** Data records **
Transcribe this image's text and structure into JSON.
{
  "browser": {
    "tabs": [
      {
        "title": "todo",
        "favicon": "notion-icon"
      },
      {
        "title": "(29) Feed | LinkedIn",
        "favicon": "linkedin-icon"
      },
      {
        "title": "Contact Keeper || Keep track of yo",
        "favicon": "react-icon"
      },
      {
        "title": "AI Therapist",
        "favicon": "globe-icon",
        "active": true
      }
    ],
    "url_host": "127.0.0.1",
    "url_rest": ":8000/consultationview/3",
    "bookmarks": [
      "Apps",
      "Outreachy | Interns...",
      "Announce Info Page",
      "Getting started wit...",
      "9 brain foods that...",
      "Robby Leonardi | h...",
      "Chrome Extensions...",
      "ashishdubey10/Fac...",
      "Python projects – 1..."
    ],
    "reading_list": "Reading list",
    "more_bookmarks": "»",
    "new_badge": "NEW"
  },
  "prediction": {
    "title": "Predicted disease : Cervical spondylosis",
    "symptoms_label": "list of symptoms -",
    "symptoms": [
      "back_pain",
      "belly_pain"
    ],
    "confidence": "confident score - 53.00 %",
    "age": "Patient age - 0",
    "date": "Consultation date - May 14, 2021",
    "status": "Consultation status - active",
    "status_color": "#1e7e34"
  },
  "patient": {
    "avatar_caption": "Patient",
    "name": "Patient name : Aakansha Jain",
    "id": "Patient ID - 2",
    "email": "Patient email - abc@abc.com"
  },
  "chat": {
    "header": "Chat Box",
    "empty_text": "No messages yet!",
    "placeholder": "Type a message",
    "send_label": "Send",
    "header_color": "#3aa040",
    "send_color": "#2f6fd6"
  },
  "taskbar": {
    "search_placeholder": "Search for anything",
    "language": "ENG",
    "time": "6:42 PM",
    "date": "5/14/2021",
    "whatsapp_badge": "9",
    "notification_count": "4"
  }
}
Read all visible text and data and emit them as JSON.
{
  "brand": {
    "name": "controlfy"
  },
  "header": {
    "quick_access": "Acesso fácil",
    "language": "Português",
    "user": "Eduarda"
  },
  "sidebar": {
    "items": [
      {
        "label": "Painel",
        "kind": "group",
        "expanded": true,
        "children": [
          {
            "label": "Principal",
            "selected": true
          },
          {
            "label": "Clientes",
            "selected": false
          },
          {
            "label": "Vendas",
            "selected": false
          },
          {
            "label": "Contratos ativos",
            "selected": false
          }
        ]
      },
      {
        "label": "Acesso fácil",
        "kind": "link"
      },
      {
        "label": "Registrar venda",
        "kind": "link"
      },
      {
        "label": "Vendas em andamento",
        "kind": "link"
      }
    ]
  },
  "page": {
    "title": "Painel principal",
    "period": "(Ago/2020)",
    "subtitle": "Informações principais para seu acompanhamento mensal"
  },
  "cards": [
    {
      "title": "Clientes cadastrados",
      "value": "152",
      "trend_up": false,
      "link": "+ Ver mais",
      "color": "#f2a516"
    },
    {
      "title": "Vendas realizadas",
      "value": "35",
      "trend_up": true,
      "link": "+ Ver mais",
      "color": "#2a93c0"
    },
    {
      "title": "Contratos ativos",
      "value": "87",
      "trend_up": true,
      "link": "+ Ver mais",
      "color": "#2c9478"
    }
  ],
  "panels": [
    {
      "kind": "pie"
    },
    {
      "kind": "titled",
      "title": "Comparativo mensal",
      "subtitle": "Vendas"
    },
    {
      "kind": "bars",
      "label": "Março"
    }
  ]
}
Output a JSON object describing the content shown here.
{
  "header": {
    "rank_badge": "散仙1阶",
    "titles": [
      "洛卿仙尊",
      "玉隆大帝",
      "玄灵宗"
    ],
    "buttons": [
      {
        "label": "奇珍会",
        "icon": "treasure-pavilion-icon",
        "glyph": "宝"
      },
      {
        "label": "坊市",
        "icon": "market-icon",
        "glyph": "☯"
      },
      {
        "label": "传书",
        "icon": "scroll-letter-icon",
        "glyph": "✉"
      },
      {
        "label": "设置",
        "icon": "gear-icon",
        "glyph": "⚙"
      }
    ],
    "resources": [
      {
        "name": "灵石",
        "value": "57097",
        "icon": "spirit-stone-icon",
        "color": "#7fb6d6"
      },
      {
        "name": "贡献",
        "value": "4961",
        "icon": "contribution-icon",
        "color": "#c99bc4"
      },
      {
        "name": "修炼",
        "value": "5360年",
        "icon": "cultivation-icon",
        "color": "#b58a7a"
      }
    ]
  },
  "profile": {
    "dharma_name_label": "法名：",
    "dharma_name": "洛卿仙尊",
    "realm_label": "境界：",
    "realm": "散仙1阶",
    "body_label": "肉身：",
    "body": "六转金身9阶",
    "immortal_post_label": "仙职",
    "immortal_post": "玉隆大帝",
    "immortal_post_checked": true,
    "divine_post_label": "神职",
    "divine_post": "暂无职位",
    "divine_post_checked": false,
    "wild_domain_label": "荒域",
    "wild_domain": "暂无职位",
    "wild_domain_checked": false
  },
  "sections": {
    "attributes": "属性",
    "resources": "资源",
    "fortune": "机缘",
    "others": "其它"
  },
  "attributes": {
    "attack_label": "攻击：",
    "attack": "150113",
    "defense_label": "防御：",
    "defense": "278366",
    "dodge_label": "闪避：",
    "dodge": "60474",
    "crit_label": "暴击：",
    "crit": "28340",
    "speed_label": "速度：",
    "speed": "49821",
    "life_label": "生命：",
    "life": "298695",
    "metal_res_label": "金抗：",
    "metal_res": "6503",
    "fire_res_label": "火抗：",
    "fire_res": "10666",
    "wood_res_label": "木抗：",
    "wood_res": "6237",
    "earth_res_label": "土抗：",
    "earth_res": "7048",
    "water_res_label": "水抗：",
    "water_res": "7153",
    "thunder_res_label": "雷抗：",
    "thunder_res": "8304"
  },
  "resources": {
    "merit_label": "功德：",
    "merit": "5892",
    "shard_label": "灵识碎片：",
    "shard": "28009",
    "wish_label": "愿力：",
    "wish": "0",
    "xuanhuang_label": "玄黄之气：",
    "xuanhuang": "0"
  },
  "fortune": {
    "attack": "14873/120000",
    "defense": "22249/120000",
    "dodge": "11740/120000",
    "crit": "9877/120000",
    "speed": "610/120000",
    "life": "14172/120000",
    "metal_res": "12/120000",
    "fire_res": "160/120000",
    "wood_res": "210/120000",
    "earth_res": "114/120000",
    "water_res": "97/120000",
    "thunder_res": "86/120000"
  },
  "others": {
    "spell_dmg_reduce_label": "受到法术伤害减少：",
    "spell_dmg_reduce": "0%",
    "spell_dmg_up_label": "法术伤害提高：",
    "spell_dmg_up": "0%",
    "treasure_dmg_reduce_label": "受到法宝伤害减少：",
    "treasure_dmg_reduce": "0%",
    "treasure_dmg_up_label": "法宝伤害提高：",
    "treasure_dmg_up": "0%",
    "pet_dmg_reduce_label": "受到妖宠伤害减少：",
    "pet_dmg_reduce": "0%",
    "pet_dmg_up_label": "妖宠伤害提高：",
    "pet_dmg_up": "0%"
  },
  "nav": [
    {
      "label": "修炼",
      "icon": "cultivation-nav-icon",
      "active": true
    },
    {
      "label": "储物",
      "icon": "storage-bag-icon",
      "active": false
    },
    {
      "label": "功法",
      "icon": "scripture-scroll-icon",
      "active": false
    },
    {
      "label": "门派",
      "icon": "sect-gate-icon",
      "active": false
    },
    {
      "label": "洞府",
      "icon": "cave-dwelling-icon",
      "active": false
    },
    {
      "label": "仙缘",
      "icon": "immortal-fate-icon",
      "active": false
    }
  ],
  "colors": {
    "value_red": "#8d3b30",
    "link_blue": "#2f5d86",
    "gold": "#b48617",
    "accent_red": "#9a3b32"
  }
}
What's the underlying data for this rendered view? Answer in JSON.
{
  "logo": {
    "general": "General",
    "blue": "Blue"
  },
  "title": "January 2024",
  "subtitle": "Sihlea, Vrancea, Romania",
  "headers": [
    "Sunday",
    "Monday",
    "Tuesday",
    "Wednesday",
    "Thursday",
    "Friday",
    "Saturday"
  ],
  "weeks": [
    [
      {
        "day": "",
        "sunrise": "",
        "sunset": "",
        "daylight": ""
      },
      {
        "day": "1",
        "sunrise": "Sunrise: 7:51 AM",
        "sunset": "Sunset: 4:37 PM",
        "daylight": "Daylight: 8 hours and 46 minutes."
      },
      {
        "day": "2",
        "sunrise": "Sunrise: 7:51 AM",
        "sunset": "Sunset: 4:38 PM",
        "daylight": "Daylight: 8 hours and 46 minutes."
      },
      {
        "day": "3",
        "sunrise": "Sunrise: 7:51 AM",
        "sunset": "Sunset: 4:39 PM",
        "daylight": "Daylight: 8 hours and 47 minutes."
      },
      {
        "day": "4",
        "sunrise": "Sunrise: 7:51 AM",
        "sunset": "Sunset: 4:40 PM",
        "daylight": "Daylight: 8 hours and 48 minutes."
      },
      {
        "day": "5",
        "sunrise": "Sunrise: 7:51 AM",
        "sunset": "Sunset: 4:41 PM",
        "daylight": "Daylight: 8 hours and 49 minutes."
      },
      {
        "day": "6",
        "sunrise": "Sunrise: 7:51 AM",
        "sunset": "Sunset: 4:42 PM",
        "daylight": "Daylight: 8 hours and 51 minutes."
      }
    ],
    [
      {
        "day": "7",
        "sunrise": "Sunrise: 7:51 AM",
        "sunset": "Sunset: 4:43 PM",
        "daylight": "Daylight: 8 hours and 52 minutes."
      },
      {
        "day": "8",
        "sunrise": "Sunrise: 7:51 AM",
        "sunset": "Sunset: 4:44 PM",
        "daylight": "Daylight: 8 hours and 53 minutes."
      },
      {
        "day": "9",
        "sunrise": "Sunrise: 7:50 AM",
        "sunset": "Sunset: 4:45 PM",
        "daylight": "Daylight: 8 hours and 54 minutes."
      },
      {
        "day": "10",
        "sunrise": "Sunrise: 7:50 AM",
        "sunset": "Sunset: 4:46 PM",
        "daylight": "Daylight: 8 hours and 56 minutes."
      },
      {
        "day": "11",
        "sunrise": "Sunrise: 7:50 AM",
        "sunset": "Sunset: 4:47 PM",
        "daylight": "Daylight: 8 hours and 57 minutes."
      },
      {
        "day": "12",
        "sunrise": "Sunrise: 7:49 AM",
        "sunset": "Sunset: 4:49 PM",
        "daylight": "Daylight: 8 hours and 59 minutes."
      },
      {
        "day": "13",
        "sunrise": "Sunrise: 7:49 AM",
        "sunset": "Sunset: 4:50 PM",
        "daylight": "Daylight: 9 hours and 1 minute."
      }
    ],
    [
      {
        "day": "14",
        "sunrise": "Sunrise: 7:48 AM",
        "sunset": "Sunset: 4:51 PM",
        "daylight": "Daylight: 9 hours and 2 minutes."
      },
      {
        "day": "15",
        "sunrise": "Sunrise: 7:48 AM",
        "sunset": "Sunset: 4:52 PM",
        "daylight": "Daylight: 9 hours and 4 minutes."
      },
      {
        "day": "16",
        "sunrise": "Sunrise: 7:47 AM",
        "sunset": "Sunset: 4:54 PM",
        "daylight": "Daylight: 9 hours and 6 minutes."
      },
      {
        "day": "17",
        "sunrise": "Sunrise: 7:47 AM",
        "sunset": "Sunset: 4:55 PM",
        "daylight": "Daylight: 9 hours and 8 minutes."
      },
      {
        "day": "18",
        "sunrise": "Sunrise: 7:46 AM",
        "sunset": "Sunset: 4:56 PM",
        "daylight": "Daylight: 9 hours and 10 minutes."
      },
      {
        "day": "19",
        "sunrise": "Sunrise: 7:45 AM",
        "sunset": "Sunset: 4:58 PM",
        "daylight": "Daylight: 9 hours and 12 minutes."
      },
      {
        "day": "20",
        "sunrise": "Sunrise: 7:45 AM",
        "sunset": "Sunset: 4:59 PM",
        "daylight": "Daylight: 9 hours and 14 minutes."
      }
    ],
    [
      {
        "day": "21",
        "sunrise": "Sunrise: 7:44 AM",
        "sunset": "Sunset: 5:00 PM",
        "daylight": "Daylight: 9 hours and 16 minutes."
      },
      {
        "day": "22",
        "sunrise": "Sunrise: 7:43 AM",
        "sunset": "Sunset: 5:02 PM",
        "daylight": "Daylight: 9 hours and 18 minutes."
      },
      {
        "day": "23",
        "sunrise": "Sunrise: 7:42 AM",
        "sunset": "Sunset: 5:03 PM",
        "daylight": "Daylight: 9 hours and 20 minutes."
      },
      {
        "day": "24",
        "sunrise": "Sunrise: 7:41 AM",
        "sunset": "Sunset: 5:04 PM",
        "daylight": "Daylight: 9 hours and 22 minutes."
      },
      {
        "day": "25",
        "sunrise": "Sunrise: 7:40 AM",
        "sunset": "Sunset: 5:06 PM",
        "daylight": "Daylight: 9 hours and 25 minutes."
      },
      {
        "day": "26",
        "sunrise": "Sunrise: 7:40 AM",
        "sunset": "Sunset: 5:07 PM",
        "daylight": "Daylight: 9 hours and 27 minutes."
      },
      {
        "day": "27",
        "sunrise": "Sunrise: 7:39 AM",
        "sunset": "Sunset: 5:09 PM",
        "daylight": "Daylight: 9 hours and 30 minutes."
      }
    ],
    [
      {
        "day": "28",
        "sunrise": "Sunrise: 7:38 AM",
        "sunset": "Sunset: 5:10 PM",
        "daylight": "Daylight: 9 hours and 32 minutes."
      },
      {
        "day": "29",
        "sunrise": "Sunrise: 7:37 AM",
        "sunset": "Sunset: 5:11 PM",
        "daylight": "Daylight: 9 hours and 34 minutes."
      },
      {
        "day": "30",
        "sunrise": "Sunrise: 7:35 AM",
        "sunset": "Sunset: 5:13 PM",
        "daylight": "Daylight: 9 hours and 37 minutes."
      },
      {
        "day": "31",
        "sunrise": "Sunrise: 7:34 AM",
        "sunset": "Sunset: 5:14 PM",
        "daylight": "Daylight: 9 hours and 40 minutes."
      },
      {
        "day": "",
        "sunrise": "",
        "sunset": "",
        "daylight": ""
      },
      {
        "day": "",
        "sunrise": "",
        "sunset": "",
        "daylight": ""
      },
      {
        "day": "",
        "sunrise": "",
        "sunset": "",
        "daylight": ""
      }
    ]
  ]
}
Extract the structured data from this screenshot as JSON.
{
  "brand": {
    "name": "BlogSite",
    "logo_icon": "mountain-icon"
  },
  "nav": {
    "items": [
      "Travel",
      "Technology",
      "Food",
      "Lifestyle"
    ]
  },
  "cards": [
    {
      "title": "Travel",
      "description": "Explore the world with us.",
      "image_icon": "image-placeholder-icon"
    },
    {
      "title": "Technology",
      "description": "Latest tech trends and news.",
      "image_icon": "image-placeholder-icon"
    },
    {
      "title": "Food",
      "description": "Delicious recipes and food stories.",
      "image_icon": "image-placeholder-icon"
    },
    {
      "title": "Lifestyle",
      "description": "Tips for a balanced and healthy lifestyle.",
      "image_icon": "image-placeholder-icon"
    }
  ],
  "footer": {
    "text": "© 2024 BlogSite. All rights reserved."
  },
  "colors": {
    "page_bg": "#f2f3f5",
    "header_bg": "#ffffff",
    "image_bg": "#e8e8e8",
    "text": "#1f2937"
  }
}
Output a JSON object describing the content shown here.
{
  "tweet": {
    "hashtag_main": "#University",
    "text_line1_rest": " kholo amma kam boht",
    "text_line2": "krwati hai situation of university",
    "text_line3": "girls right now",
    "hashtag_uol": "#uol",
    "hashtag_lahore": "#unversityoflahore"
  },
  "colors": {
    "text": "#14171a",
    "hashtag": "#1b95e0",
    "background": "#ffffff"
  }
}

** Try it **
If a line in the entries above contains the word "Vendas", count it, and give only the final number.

** Response **
4